WASHINGTON (AP) _ Steve Martin, the ``wild and crazy guy'' who went on to become a movie star, is getting one of America's top comedy prizes.
Martin will be the eighth recipient of the Mark Twain Prize for American Humor, given annually by the John F. Kennedy Center for the Performing Arts. The presentation will be made Oct. 23.
``His creations, be they on stage, on film or in a book, have created a collective memory of humor and joy for all Americans,'' Kennedy Center Chairman Stephen A. Schwarzman said Tuesday.
While best known for his comedy, Martin also is an award-winning fiction writer. He was the screenwriter for many of the films in which he starred, including ``Roxanne,'' ``L.A. Story,'' ``The Man with Two Brains'' and ``Bowfinger.'' And he plays the banjo.
Born in Waco, Texas, and raised in Southern California, the 59-year-old Martin's varied interests were evident at a young age. He attended Long Beach State University for three years, earnings A's as a philosophy major, but left to become a comedy writer.
He won an Emmy writing for the ``The Smothers Brothers Comedy Hour'' and also did standup comedy. His career was aided by appearances on Johnny Carson's ``Tonight Show.''

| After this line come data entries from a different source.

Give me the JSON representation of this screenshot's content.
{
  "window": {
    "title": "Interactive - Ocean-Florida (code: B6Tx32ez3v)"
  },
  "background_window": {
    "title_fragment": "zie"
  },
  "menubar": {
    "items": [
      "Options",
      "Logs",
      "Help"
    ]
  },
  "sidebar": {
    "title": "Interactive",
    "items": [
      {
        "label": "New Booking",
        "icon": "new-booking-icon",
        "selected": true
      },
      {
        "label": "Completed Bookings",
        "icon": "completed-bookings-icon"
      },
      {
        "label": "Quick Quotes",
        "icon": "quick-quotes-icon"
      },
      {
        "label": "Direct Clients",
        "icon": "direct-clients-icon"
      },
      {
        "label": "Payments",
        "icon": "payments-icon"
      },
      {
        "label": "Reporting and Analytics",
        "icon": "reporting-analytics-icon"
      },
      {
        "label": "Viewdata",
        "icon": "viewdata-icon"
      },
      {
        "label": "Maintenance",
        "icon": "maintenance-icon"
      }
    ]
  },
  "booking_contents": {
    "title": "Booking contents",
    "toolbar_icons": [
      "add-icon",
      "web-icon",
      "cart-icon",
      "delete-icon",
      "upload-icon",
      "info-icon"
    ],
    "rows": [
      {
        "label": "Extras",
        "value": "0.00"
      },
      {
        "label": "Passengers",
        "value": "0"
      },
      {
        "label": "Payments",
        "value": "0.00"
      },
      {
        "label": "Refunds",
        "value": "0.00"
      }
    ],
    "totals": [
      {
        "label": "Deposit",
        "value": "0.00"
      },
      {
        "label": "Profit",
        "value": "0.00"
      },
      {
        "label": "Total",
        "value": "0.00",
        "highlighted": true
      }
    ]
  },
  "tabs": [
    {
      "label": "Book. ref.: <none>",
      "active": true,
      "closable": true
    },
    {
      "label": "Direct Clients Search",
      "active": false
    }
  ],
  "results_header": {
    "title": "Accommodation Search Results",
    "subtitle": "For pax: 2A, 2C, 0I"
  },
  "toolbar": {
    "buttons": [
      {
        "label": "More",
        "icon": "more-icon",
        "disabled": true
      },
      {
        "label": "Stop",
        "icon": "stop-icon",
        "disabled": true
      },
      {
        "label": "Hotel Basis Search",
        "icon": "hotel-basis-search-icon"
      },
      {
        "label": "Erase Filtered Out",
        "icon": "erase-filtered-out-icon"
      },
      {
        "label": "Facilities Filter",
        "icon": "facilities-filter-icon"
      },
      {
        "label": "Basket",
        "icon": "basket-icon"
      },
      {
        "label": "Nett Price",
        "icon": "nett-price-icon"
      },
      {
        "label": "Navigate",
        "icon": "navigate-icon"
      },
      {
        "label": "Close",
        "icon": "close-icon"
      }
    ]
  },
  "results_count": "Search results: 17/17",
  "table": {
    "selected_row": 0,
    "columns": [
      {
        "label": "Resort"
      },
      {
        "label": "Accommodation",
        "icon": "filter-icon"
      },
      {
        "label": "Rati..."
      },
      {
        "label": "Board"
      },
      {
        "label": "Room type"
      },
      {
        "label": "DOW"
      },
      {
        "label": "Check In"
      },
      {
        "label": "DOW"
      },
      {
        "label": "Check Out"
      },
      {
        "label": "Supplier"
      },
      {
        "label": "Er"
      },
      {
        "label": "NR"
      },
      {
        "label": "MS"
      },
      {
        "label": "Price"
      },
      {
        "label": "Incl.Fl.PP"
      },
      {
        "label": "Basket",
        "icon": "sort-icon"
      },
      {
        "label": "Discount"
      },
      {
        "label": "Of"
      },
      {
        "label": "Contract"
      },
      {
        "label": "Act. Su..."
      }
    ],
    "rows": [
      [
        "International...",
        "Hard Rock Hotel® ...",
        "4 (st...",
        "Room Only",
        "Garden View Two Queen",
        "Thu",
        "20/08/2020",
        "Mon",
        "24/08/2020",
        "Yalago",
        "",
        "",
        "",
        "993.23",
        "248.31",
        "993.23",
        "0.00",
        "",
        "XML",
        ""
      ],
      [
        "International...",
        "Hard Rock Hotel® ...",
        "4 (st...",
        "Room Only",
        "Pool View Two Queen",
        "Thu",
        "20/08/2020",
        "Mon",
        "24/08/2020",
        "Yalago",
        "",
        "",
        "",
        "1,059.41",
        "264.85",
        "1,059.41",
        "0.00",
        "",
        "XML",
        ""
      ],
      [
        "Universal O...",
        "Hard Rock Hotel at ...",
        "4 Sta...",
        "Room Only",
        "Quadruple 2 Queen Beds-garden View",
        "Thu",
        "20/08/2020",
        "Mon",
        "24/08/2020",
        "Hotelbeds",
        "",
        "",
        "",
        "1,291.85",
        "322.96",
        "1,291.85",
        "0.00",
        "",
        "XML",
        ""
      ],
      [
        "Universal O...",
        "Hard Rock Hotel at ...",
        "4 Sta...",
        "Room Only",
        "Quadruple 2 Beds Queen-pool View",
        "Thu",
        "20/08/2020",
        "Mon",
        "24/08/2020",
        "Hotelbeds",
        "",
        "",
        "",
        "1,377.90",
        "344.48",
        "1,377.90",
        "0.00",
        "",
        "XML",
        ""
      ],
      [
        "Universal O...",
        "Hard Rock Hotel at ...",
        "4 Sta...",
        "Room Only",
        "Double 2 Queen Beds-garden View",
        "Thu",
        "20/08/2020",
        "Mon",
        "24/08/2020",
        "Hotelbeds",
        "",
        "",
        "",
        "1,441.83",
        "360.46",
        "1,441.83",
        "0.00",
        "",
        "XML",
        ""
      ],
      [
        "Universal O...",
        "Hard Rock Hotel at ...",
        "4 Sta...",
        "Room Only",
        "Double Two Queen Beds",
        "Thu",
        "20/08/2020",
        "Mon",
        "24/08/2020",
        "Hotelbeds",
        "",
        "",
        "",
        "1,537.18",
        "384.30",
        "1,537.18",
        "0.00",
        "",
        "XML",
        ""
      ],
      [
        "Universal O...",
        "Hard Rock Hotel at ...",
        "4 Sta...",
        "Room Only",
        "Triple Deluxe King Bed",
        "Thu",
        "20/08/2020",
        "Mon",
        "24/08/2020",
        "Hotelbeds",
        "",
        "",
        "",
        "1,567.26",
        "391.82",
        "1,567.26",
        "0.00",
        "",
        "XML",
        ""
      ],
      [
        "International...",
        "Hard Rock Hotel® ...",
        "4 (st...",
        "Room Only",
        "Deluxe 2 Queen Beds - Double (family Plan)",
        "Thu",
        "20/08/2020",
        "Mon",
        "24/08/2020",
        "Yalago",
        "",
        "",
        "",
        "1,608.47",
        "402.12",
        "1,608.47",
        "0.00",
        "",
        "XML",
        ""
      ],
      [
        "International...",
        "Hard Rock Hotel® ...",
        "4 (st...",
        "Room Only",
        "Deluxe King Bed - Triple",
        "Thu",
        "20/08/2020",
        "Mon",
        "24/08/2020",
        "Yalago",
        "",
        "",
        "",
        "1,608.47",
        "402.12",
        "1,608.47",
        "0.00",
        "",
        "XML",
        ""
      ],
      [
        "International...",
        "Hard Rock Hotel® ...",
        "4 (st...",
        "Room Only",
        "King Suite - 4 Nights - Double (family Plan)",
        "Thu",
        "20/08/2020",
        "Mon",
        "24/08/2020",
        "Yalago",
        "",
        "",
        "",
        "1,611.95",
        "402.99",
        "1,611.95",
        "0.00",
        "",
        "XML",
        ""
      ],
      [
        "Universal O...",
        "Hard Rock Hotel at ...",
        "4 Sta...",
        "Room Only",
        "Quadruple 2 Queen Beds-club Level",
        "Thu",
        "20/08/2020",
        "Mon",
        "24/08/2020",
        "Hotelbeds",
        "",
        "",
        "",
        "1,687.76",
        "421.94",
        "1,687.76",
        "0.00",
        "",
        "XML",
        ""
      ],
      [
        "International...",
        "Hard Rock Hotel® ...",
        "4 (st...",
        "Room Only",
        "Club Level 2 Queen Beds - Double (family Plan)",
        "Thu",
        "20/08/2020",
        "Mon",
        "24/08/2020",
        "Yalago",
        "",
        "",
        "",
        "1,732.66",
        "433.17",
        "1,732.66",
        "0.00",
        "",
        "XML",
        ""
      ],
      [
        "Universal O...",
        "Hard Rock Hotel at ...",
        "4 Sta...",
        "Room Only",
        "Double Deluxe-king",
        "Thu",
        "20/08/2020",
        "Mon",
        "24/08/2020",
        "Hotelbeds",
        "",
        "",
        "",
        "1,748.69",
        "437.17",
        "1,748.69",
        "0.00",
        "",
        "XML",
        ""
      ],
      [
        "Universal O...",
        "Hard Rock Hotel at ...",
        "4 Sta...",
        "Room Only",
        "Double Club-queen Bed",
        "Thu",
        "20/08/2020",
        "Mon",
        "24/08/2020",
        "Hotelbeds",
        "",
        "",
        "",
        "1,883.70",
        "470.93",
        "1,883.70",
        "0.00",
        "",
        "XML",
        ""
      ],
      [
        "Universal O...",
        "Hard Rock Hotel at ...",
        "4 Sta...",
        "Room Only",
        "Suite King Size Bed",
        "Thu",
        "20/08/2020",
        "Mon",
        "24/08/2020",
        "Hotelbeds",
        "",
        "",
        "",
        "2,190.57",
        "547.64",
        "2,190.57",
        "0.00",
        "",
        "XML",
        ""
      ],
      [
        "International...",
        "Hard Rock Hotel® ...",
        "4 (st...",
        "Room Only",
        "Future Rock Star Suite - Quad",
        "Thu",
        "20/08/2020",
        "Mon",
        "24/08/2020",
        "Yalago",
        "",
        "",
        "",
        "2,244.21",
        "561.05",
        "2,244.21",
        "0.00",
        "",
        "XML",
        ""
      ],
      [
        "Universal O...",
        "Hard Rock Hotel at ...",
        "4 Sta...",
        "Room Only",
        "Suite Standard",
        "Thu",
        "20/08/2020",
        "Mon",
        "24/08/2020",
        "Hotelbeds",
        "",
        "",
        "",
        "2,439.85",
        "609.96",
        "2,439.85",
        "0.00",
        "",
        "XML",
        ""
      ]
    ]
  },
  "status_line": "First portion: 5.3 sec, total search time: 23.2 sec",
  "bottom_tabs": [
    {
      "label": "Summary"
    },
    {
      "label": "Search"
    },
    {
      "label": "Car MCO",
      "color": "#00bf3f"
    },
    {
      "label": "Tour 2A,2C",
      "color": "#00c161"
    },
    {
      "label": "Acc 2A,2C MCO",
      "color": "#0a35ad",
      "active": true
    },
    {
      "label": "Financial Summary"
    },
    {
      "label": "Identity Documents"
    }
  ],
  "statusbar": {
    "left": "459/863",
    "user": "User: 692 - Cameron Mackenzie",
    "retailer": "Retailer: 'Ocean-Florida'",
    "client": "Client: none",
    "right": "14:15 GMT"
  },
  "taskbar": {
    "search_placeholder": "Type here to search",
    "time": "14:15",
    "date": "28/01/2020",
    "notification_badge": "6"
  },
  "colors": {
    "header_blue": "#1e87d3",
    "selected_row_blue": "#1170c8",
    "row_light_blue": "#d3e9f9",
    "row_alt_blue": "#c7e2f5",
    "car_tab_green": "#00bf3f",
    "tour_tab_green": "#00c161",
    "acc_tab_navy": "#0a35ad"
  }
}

Martin guest-hosted ``Saturday Night Live'' several times, wearing his trademark arrow-through-the-head prop and performing the song ``King Tut,'' which ended up a gold record.
He won Grammy Awards for two comedy albums _ ``Let's Get Small'' and ``A Wild and Crazy Guy.''
His first big film success was ``The Jerk'' in 1979, which he co-wrote and starred in, playing a white hick raised by a black family.
Other films include ``Parenthood,'' ``Father of the Bride'' and the 2003 Christmas hit ``Cheaper by the Dozen.'' A sequel is planned for the summer of 2006.
He has twice been the host of the Academy Awards, joking about his relationship with movie studios.
``I handed in a script last year and the studio didn't change a word,'' he said. ``The word they didn't change was on page 87.''
Two short novels by Martin, ``Shopgirl `` and ``The Pleasure of My Company'' have been best sellers. His play ``Picasso at the Lapin Agile'' imagined a dialogue between the artist and Albert Einstein at a tourist night spot in Paris.
Last year's Mark Twain prize went to Lorne Michaels, creator and producer of ``Saturday Night Live.'' Previous winners include Lily Tomlin, Richard Pryor, Jonathan Winters, Carl Reiner, Whoopi Goldberg and Bob Newhart.